It is a delicate balance to achieve a good amount of structure with just the right amount of fluidity in an elegant outfit. For example, a very structured body-con dress looks less elegant than a gently tailored sheath, shirt dress, or fit-and-flare frock. It’s that ease of movement or bit of “swoosh” in the dress or skirt that creates elegance. The same can be said for an elegant trouser or jeans outfit that is neither too tight nor too slouchy. If the bottoms are tailored, the top can have movement, and vice versa.

In terms of softness, I mean looks that are not too hard-edged or severe. But that doesn’t mean you have to wear white and pastels. You can wear black and darks, but the fabrics and textures of the garments must look soft, sheer and pretty. An all-black outfit can also be complemented with sparkly bling and lighter footwear and accessories.

3. Dainty Footwear

Footwear with a refined and somewhat dressy appearance, as opposed to being casual, tough, sporty, rugged or chunky, tends to look more elegant. Pointier toe boxes, narrower heels, gentle block heels, shoes without platforms, narrower laces, narrower straps, and smaller buckles. Footwear needn’t be high-heeled or close-toed to look elegant. Dressy flats, low heels and all sorts of elegant sandals do exist.

4. Dressiness

You can absolutely look elegant in a casual outfit, but there has to be a component of dressiness to it. Whether you’re adding a blazer or dressy top and refined shoes to jeans, sporting a structured casual dress with dressy flats, wearing a kaftan over a bikini, or gliding along in wide linen crops and cropped blouse with flat sandals – the dressy element is present and adding elegance to a relaxed outfit.

5. Finishing Touches

Elegant outfits seem to have important finishing touches, like a gently made-up face that adds polish and radiance to your appearance, relatively neat and well groomed hair, and some accessory bling (even if it’s just a pair of diamond studs). Well cared for hands and feet with or without nail polish is a good finishing touch too.

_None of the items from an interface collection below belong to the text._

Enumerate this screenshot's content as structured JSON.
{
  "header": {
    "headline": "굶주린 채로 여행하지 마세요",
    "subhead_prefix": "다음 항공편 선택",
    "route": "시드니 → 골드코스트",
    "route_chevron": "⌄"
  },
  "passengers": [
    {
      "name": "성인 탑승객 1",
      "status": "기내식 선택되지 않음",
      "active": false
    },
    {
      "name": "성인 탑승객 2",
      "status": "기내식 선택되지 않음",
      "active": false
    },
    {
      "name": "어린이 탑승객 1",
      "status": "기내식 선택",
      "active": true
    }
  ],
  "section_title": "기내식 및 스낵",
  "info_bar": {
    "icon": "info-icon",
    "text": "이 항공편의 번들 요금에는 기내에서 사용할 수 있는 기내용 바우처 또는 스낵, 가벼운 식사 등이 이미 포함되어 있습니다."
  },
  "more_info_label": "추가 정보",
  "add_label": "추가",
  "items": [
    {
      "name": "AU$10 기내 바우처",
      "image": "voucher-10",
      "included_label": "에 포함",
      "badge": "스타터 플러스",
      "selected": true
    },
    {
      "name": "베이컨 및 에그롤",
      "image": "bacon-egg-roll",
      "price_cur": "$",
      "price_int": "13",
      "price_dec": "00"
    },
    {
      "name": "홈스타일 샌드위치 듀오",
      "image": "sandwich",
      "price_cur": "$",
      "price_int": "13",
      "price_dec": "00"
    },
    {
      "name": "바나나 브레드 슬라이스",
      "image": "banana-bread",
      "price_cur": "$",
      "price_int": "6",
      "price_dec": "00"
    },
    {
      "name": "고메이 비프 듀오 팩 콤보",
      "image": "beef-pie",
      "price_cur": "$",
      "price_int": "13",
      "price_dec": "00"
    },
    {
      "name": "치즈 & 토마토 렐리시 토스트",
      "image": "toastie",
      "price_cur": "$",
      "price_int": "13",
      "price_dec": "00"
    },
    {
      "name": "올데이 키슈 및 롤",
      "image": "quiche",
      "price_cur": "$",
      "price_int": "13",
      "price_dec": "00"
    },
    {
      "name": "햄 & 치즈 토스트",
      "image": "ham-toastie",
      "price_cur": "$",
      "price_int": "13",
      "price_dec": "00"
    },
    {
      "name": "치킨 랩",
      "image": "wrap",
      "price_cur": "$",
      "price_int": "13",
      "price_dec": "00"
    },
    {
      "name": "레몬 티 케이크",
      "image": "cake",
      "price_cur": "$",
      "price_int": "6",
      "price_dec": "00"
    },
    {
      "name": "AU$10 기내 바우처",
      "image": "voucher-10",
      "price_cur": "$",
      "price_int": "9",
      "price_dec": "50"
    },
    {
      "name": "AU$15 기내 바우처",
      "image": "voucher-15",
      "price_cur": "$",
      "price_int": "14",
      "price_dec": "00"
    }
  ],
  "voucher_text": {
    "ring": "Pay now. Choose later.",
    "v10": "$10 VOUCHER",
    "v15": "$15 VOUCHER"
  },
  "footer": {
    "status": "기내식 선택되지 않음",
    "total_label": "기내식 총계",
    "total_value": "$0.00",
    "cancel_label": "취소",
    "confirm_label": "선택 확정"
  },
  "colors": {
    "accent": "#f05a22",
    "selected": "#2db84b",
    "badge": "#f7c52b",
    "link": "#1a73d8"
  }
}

Again, these are my musings and they probably differ from yours, so over to you. How do you define elegance through outfits?

Eloquii Burnout Chiffon Maxi Dress

Eloquii Ankle Zip Jogger

Eloquii Neoprene Pencil Skirt